Over on Mastodon, @therisingtithes makes in important point about the idea that AI “democratizes” artistic expression
“I think the really troublesome part in conversations about AI is when people say it ‘democratizes’ creative expression—as if to imply that practicing a talent and developing one’s own voice is an institutional boundary that only a ‘creative elite’ can overcome. There are a lot of obviously legitimate barriers to entry in the creative industries—ask any person of colour, or anyone who lives in a non-Anglophone developing country. But BEING ABLE TO DRAW PLEASING ART OR WRITE INTERESTING PROSE isn’t, like, an elitist activity.”
I think it’s actually tragic: the idea that you can “democratize” artistic expression at all only makes sense if you first believe that the capacity for art is innate and unchangeable, something you’re either born with or will never have. Part of that tragedy is that it’s a belief that strongly resonates with general disdain for the humanities shared by a lot of STEM practitioners, who don’t see the arts as real skills learned and honed, but as some arbitrary blessing they were denied at birth.
And that frame is such a profound failure of imagination and empathy, some sort of abusive marriage of disdain and despair, to live believing that you can’t experience some profound work of art without also believing, in some fundamental, irrevocable sense, that you don’t and can’t ever have the capacity to evoke anything like that sense in another person. You’re just Not An Artist, you can’t do anything like that ever.
It must be soul-crushing, to live in the loneliness of that kind of envy.
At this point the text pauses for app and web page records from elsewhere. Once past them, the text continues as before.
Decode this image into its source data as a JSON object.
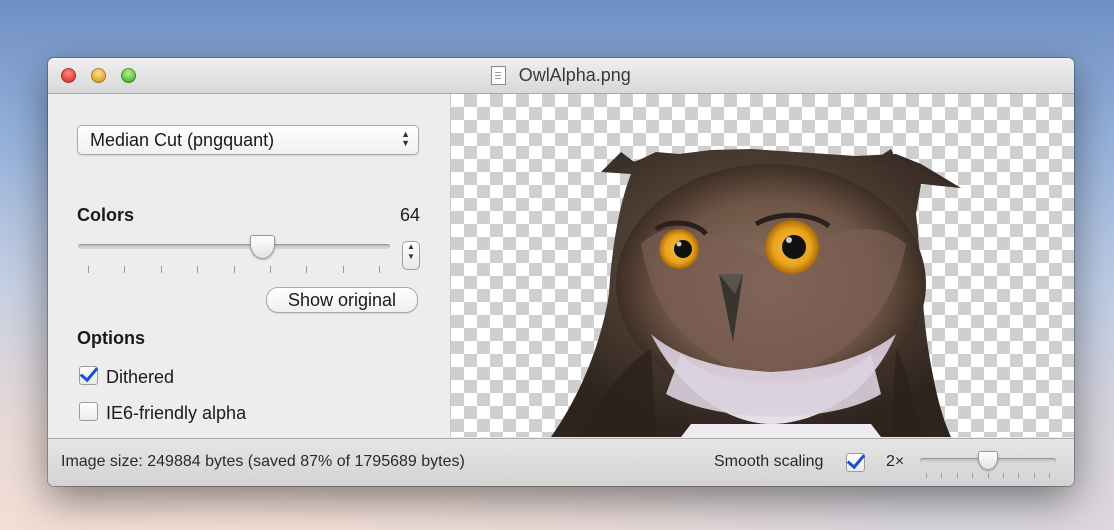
{
  "window": {
    "title": "OwlAlpha.png",
    "title_icon": "png-file-icon"
  },
  "sidebar": {
    "algorithm": {
      "selected": "Median Cut (pngquant)",
      "icon": "up-down-chevron-icon"
    },
    "colors": {
      "label": "Colors",
      "value": "64",
      "slider_fraction": 0.6,
      "tick_count": 9
    },
    "show_original_label": "Show original",
    "options": {
      "label": "Options",
      "dithered": {
        "label": "Dithered",
        "checked": true
      },
      "ie6_alpha": {
        "label": "IE6-friendly alpha",
        "checked": false
      }
    }
  },
  "status": {
    "image_size_text": "Image size: 249884 bytes (saved 87% of 1795689 bytes)",
    "smooth_scaling_label": "Smooth scaling",
    "smooth_scaling_checked": true,
    "zoom_label": "2×",
    "zoom_fraction": 0.5,
    "zoom_tick_count": 9
  },
  "colors": {
    "accent_check": "#1b4fd8",
    "close": "#e0443e",
    "minimize": "#e2a92e",
    "maximize": "#5fbf3d",
    "owl_eye": "#e9a21a"
  }
}
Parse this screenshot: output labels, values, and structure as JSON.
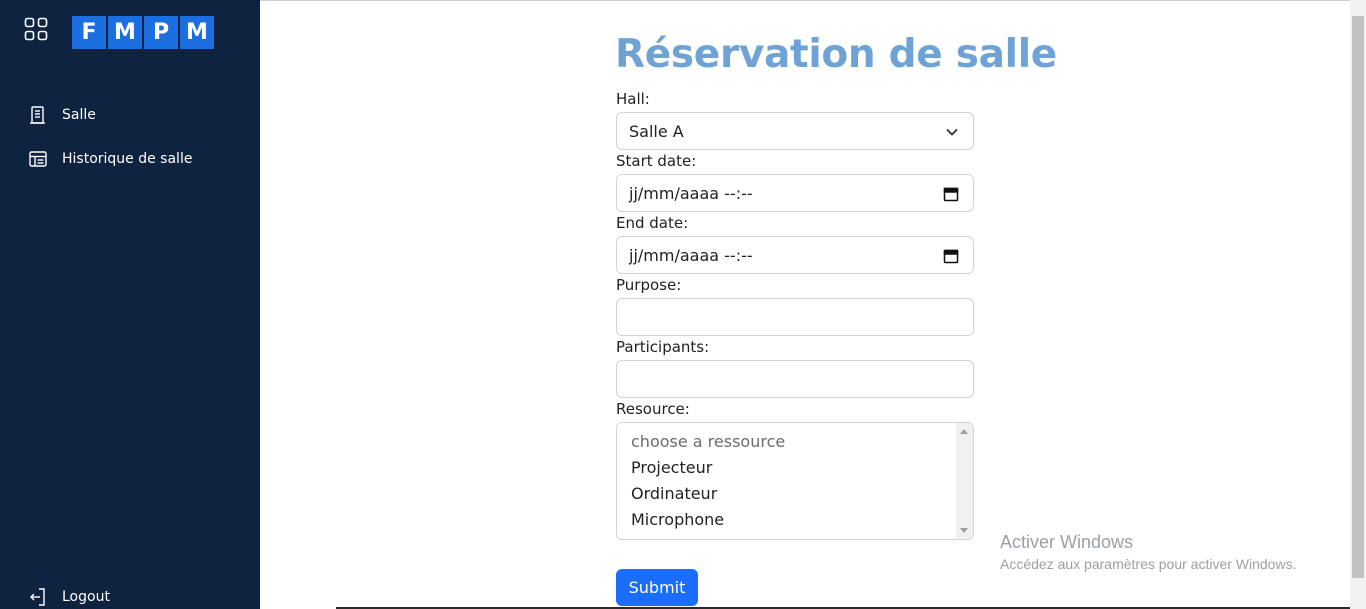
{
  "sidebar": {
    "logo_letters": [
      "F",
      "M",
      "P",
      "M"
    ],
    "items": [
      {
        "label": "Salle",
        "icon": "building-icon"
      },
      {
        "label": "Historique de salle",
        "icon": "table-icon"
      }
    ],
    "logout_label": "Logout",
    "background": "#0f2340"
  },
  "form": {
    "title": "Réservation de salle",
    "hall_label": "Hall:",
    "hall_value": "Salle A",
    "start_label": "Start date:",
    "start_value": "jj/mm/aaaa --:--",
    "end_label": "End date:",
    "end_value": "jj/mm/aaaa --:--",
    "purpose_label": "Purpose:",
    "purpose_value": "",
    "participants_label": "Participants:",
    "participants_value": "",
    "resource_label": "Resource:",
    "resource_options": [
      "choose a ressource",
      "Projecteur",
      "Ordinateur",
      "Microphone"
    ],
    "submit_label": "Submit",
    "accent": "#1b6efd",
    "title_color": "#6fa3d6"
  },
  "watermark": {
    "line1": "Activer Windows",
    "line2": "Accédez aux paramètres pour activer Windows."
  }
}
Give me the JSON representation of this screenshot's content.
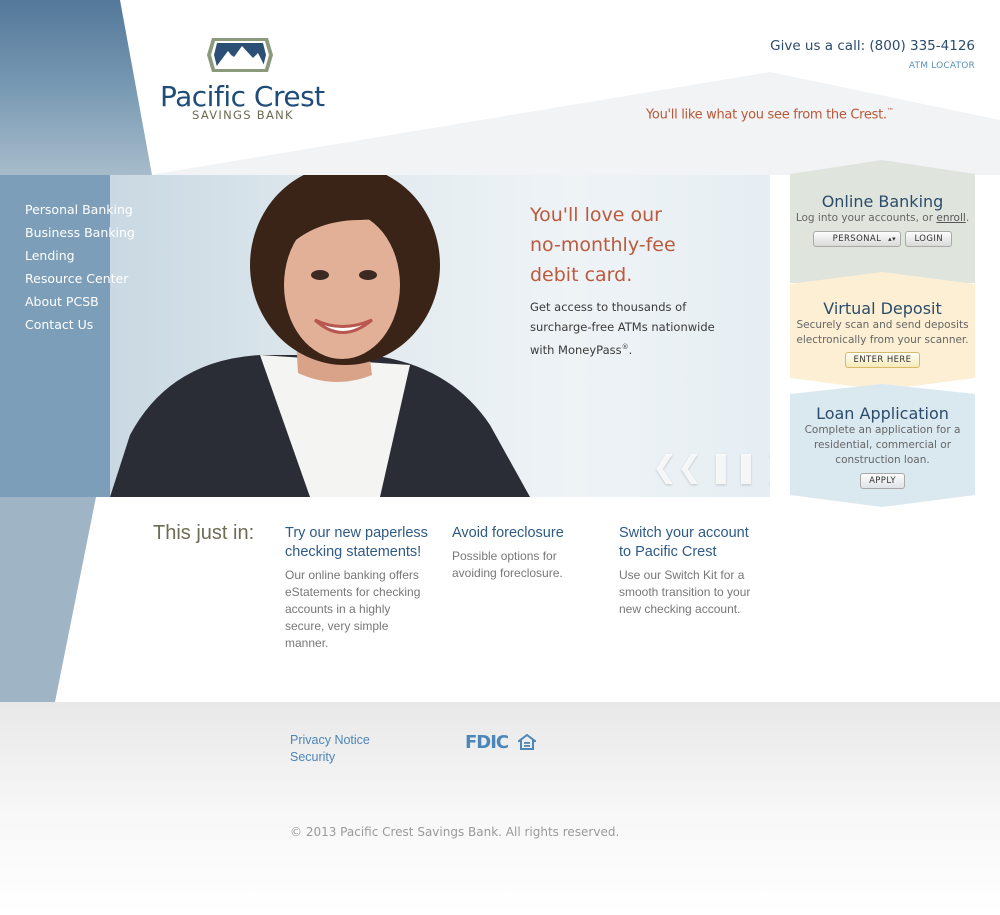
{
  "header": {
    "brand_name": "Pacific Crest",
    "brand_sub": "SAVINGS BANK",
    "call_label": "Give us a call: ",
    "phone": "(800) 335-4126",
    "atm_locator": "ATM LOCATOR",
    "tagline": "You'll like what you see from the Crest.",
    "tagline_mark": "™"
  },
  "nav": [
    {
      "label": "Personal Banking"
    },
    {
      "label": "Business Banking"
    },
    {
      "label": "Lending"
    },
    {
      "label": "Resource Center"
    },
    {
      "label": "About PCSB"
    },
    {
      "label": "Contact Us"
    }
  ],
  "hero": {
    "heading_line1": "You'll love our",
    "heading_line2": "no-monthly-fee",
    "heading_line3": "debit card.",
    "text_line1": "Get access to thousands of",
    "text_line2": "surcharge-free ATMs nationwide",
    "text_line3": "with MoneyPass",
    "text_mark": "®",
    "text_end": ".",
    "prev": "❮❮",
    "pause": "❚❚",
    "next": "❯❯"
  },
  "online_banking": {
    "title": "Online Banking",
    "text": "Log into your accounts, or ",
    "enroll": "enroll",
    "period": ".",
    "select_value": "PERSONAL",
    "login": "LOGIN"
  },
  "virtual_deposit": {
    "title": "Virtual Deposit",
    "text_line1": "Securely scan and send deposits",
    "text_line2": "electronically from your scanner.",
    "button": "ENTER HERE"
  },
  "loan_application": {
    "title": "Loan Application",
    "text_line1": "Complete an application for a",
    "text_line2": "residential, commercial or",
    "text_line3": "construction loan.",
    "button": "APPLY"
  },
  "news": {
    "label": "This just in:",
    "items": [
      {
        "title": "Try our new paperless checking statements!",
        "body": "Our online banking offers eStatements for checking accounts in a highly secure, very simple manner."
      },
      {
        "title": "Avoid foreclosure",
        "body": "Possible options for avoiding foreclosure."
      },
      {
        "title": "Switch your account to Pacific Crest",
        "body": "Use our Switch Kit for a smooth transition to your new checking account."
      }
    ]
  },
  "footer": {
    "privacy": "Privacy Notice",
    "security": "Security",
    "fdic": "FDIC",
    "copyright": "© 2013 Pacific Crest Savings Bank. All rights reserved."
  },
  "colors": {
    "brand_blue": "#1f4d7a",
    "accent_orange": "#bb5a3c",
    "side_band": "#5b82a3",
    "online_panel": "#dde3dc",
    "virtual_panel": "#fbeed2",
    "loan_panel": "#d9e8f1"
  }
}
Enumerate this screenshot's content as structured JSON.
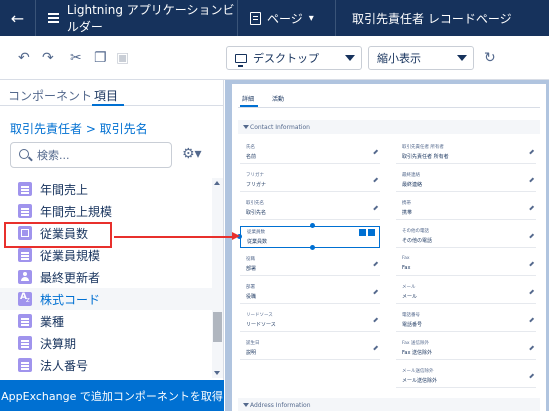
{
  "header": {
    "app_title": "Lightning アプリケーションビルダー",
    "pages_label": "ページ",
    "page_name": "取引先責任者 レコードページ"
  },
  "toolbar": {
    "device_select": "デスクトップ",
    "view_select": "縮小表示"
  },
  "left_panel": {
    "tabs": [
      "コンポーネント",
      "項目"
    ],
    "breadcrumb": "取引先責任者 > 取引先名",
    "search_placeholder": "検索...",
    "fields": [
      {
        "label": "年間売上",
        "icon": "list"
      },
      {
        "label": "年間売上規模",
        "icon": "list"
      },
      {
        "label": "従業員数",
        "icon": "box"
      },
      {
        "label": "従業員規模",
        "icon": "list"
      },
      {
        "label": "最終更新者",
        "icon": "user"
      },
      {
        "label": "株式コード",
        "icon": "az"
      },
      {
        "label": "業種",
        "icon": "list"
      },
      {
        "label": "決算期",
        "icon": "list"
      },
      {
        "label": "法人番号",
        "icon": "list"
      }
    ],
    "appexchange_label": "AppExchange で追加コンポーネントを取得"
  },
  "canvas": {
    "tabs": [
      "詳細",
      "活動"
    ],
    "section_contact": "Contact Information",
    "section_address": "Address Information",
    "left_fields": [
      {
        "label": "氏名",
        "value": "名前"
      },
      {
        "label": "フリガナ",
        "value": "フリガナ"
      },
      {
        "label": "取引先名",
        "value": "取引先名"
      },
      {
        "label": "従業員数",
        "value": "従業員数"
      },
      {
        "label": "役職",
        "value": "部署"
      },
      {
        "label": "部署",
        "value": "役職"
      },
      {
        "label": "リードソース",
        "value": "リードソース"
      },
      {
        "label": "誕生日",
        "value": "説明"
      }
    ],
    "right_fields": [
      {
        "label": "取引先責任者 所有者",
        "value": "取引先責任者 所有者"
      },
      {
        "label": "最終連絡",
        "value": "最終連絡"
      },
      {
        "label": "携帯",
        "value": "携帯"
      },
      {
        "label": "その他の電話",
        "value": "その他の電話"
      },
      {
        "label": "Fax",
        "value": "Fax"
      },
      {
        "label": "メール",
        "value": "メール"
      },
      {
        "label": "電話番号",
        "value": "電話番号"
      },
      {
        "label": "Fax 送信除外",
        "value": "Fax 送信除外"
      },
      {
        "label": "メール送信除外",
        "value": "メール送信除外"
      }
    ]
  }
}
Certainly you can see why somebody trapped in that frame – in the foundational belief that they immutably have No Capacity For Art, that they have been arbitrarily denied any capacity to connect with another human on that level – would need to believe, desperately, that the stochastic parrots that take and mindlessly repeat stolen approximations back to us are somehow equivalent to the fullness of human experience.
A lot of us have joked about the whole “I used to be a libertarian capitalist CEO but then I took a bunch of drugs in the jungle and realized other people feel things” tropes, but I frequently wonder what a century of lead poisoning, prohibitionism and suburbs have taken from us. Music, art, poetry, and food, like wine or weed, these are assistive technologies for human connection and empathy, the ramps many of us can’t even know we need until we have them, but maybe never will.
But … “democratizing”, geez.
If you want to be the Robin Hood in a story worth telling, the thing you’re stealing from the rich and giving to the poor has to be the riches. It’s weird that anyone would need to say that out loud. If you’re stealing from artists and selling it to corporations as a subscription? That story isn’t worth the trouble of telling. Who’d listen?